New U.S. reports are signaling that the American economy, the world's largest, is gaining strength.
The government said Thursday that the productivity of American workers increased at a healthy pace in the final months of 2013, up at an annual rate of 3.2 percent. The strong advance could help fuel corporate profits and boost hiring as the country continues to recover from the depths of the 2008 recession.
The government reported that the U.S. trade deficit widened in December, but said the gap between the country's exports and imports for all of 2013 fell to its lowest point since 2009. Exports for the year increased 2.8 percent to the highest level ever, as U.S. producers shipped record quantities of petroleum, food, consumer goods, cars and other items to overseas markets.
Another report showed that the number of workers making initial claims for unemployment compensation dropped 20,000 last week to 331,000. That suggests workers are facing fewer layoffs and possibly better job prospects.
The government is set Friday to release its employment figures for January. Employers added a paltry 74,000 new workers to their payrolls in December, but analysts are predicting a rebound in January to about the 185,000 average figure recorded during the last two years.
The U.S. jobless rate has fallen to 6.7 percent, a five-year low, but much of the drop has been attributed to discouraged job seekers dropping out of the labor market, and thus not counted in the government's unemployment figure.

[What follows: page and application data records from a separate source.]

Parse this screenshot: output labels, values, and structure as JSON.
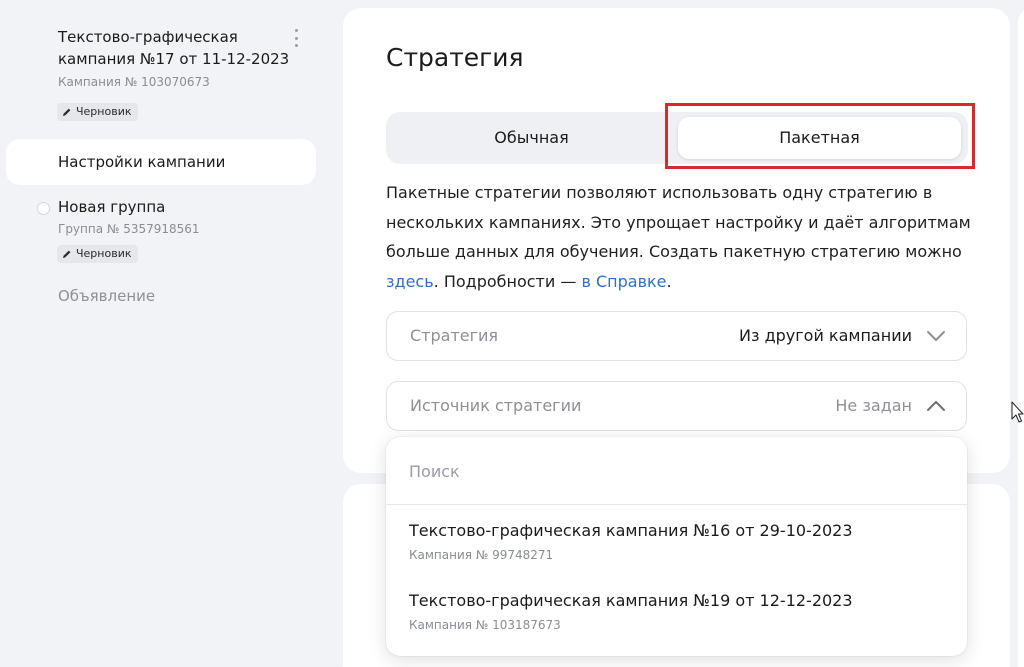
{
  "sidebar": {
    "campaign_title": "Текстово-графическая кампания №17 от 11-12-2023",
    "campaign_number": "Кампания № 103070673",
    "campaign_status": "Черновик",
    "settings_item": "Настройки кампании",
    "group_title": "Новая группа",
    "group_number": "Группа № 5357918561",
    "group_status": "Черновик",
    "ad_item": "Объявление"
  },
  "main": {
    "title": "Стратегия",
    "tabs": [
      {
        "label": "Обычная",
        "selected": false
      },
      {
        "label": "Пакетная",
        "selected": true
      }
    ],
    "description": {
      "text_before_link": "Пакетные стратегии позволяют использовать одну стратегию в нескольких кампаниях. Это упрощает настройку и даёт алгоритмам больше данных для обучения. Создать пакетную стратегию можно ",
      "link_here": "здесь",
      "text_middle": ". Подробности — ",
      "link_help": "в Справке",
      "text_end": "."
    },
    "strategy_field": {
      "label": "Стратегия",
      "value": "Из другой кампании"
    },
    "source_field": {
      "label": "Источник стратегии",
      "value": "Не задан"
    },
    "dropdown": {
      "search_placeholder": "Поиск",
      "options": [
        {
          "title": "Текстово-графическая кампания №16 от 29-10-2023",
          "subtitle": "Кампания № 99748271"
        },
        {
          "title": "Текстово-графическая кампания №19 от 12-12-2023",
          "subtitle": "Кампания № 103187673"
        }
      ]
    }
  },
  "colors": {
    "link": "#2d6fd6",
    "highlight_frame": "#d72a2a",
    "background": "#f2f3f6"
  },
  "icons": [
    "pencil-icon",
    "more-vertical-icon",
    "chevron-down-icon",
    "chevron-up-icon",
    "mouse-cursor-icon"
  ]
}
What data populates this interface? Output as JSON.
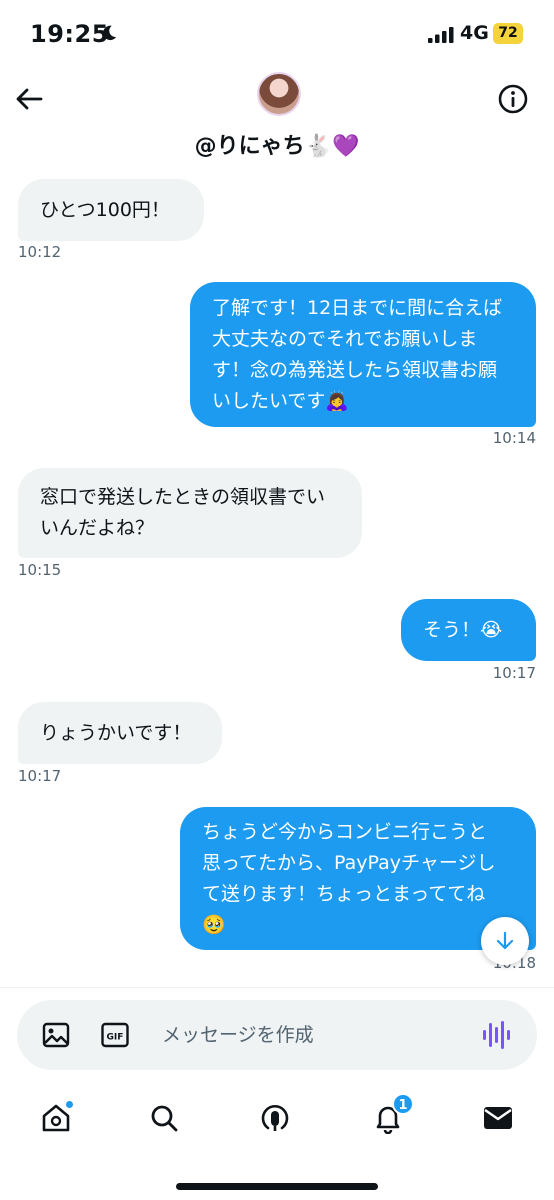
{
  "status_bar": {
    "time": "19:25",
    "network": "4G",
    "battery": "72",
    "focus_icon": "moon-icon",
    "battery_color": "#f5d33a"
  },
  "header": {
    "contact_name": "@りにゃち🐇💜",
    "back_icon": "back-arrow-icon",
    "info_icon": "info-icon"
  },
  "messages": [
    {
      "direction": "in",
      "text": "ひとつ100円！",
      "time": "10:12"
    },
    {
      "direction": "out",
      "text": "了解です！12日までに間に合えば\n大丈夫なのでそれでお願いしま\nす！念の為発送したら領収書お願\nいしたいです🙇‍♀️",
      "time": "10:14"
    },
    {
      "direction": "in",
      "text": "窓口で発送したときの領収書でい\nいんだよね？",
      "time": "10:15"
    },
    {
      "direction": "out",
      "text": "そう！😭",
      "time": "10:17"
    },
    {
      "direction": "in",
      "text": "りょうかいです！",
      "time": "10:17"
    },
    {
      "direction": "out",
      "text": "ちょうど今からコンビニ行こうと\n思ってたから、PayPayチャージし\nて送ります！ちょっとまっててね\n🥹",
      "time": "10:18"
    }
  ],
  "composer": {
    "placeholder": "メッセージを作成",
    "icons": [
      "image-icon",
      "gif-icon",
      "voice-icon"
    ]
  },
  "tabbar": {
    "notifications_count": "1",
    "icons": [
      "home-icon",
      "search-icon",
      "spaces-icon",
      "bell-icon",
      "mail-icon"
    ]
  },
  "colors": {
    "accent": "#1d9bf0",
    "incoming_bubble": "#eff3f4",
    "voice_accent": "#7856ff"
  }
}
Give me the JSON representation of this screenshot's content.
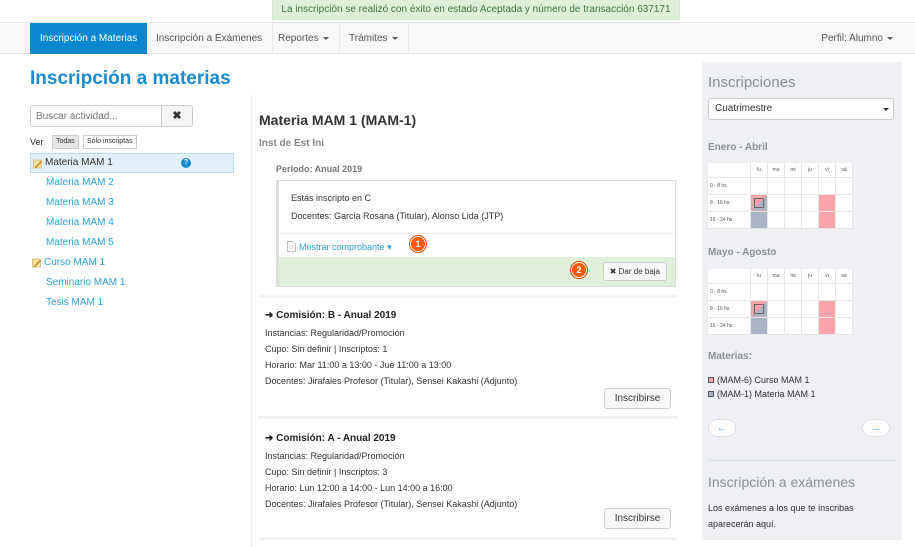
{
  "alert": {
    "text": "La inscripción se realizó con éxito en estado Aceptada y número de transacción 637171"
  },
  "navbar": {
    "tabs": [
      {
        "label": "Inscripción a Materias"
      },
      {
        "label": "Inscripción a Exámenes"
      },
      {
        "label": "Reportes"
      },
      {
        "label": "Trámites"
      }
    ],
    "perfil": "Perfil: Alumno"
  },
  "page": {
    "title": "Inscripción a materias"
  },
  "search": {
    "placeholder": "Buscar actividad...",
    "clear_icon": "✖"
  },
  "filter": {
    "label": "Ver",
    "options": [
      "Todas",
      "Sólo inscriptas"
    ],
    "selected": "Todas"
  },
  "activities": [
    {
      "label": "Materia MAM 1"
    },
    {
      "label": "Materia MAM 2"
    },
    {
      "label": "Materia MAM 3"
    },
    {
      "label": "Materia MAM 4"
    },
    {
      "label": "Materia MAM 5"
    },
    {
      "label": "Curso MAM 1"
    },
    {
      "label": "Seminario MAM 1"
    },
    {
      "label": "Tesis MAM 1"
    }
  ],
  "detail": {
    "title": "Materia MAM 1 (MAM-1)",
    "subtitle": "Inst de Est Ini",
    "periodo": "Periodo: Anual 2019",
    "inscripcion": {
      "line1": "Estás inscripto en C",
      "line2": "Docentes: Garcia Rosana (Titular), Alonso Lida (JTP)",
      "mostrar": "Mostrar comprobante",
      "mostrar_caret": "▾",
      "badge1": "1",
      "badge2": "2",
      "baja_icon": "✖",
      "baja_label": "Dar de baja"
    },
    "comisiones": [
      {
        "title": "➜ Comisión: B - Anual 2019",
        "instancias": "Instancias: Regularidad/Promoción",
        "cupo": "Cupo: Sin definir | Inscriptos: 1",
        "horario": "Horario: Mar 11:00 a 13:00 - Jue 11:00 a 13:00",
        "docentes": "Docentes: Jirafales Profesor (Titular), Sensei Kakashi (Adjunto)",
        "button": "Inscribirse"
      },
      {
        "title": "➜ Comisión: A - Anual 2019",
        "instancias": "Instancias: Regularidad/Promoción",
        "cupo": "Cupo: Sin definir | Inscriptos: 3",
        "horario": "Horario: Lun 12:00 a 14:00 - Lun 14:00 a 16:00",
        "docentes": "Docentes: Jirafales Profesor (Titular), Sensei Kakashi (Adjunto)",
        "button": "Inscribirse"
      }
    ]
  },
  "sidebar": {
    "title": "Inscripciones",
    "select_value": "Cuatrimestre",
    "periods": [
      {
        "label": "Enero - Abril"
      },
      {
        "label": "Mayo - Agosto"
      }
    ],
    "days": [
      "lu",
      "ma",
      "mi",
      "ju",
      "vi",
      "sá"
    ],
    "slots": [
      "0 - 8 hs",
      "8 - 16 hs",
      "16 - 24 hs"
    ],
    "materias_label": "Materias:",
    "legend": [
      {
        "label": "(MAM-6) Curso MAM 1",
        "color": "#f9a3ad"
      },
      {
        "label": "(MAM-1) Materia MAM 1",
        "color": "#aab4c7"
      }
    ],
    "prev": "←",
    "next": "→",
    "examenes_title": "Inscripción a exámenes",
    "examenes_text": "Los exámenes a los que te inscribas aparecerán aquí."
  }
}
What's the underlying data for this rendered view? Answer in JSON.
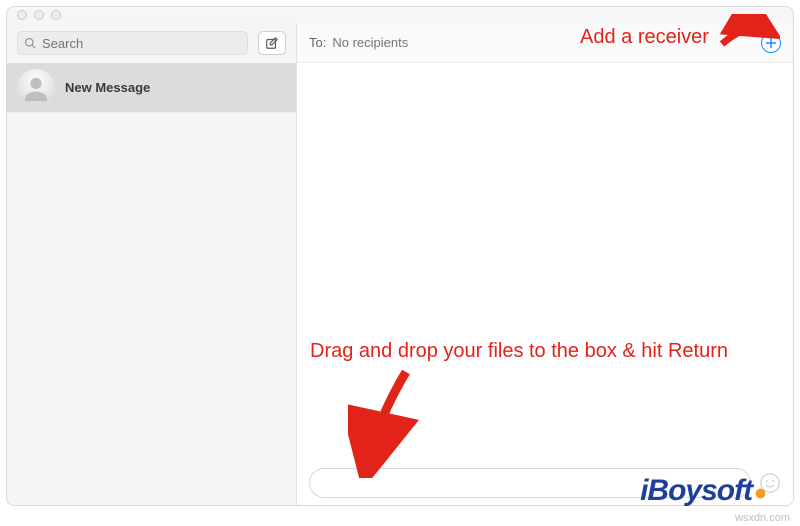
{
  "window": {
    "search_placeholder": "Search"
  },
  "sidebar": {
    "conversations": [
      {
        "title": "New Message"
      }
    ]
  },
  "compose": {
    "to_label": "To:",
    "to_placeholder": "No recipients",
    "message_placeholder": ""
  },
  "annotations": {
    "add_receiver": "Add a receiver",
    "drag_drop": "Drag and drop your files to the box & hit Return"
  },
  "branding": {
    "logo_text": "iBoysoft",
    "site": "wsxdn.com"
  }
}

The U.S. central bank, the Federal Reserve, has begun to cut its direct support of the American economy as its shows steady, but uneven growth.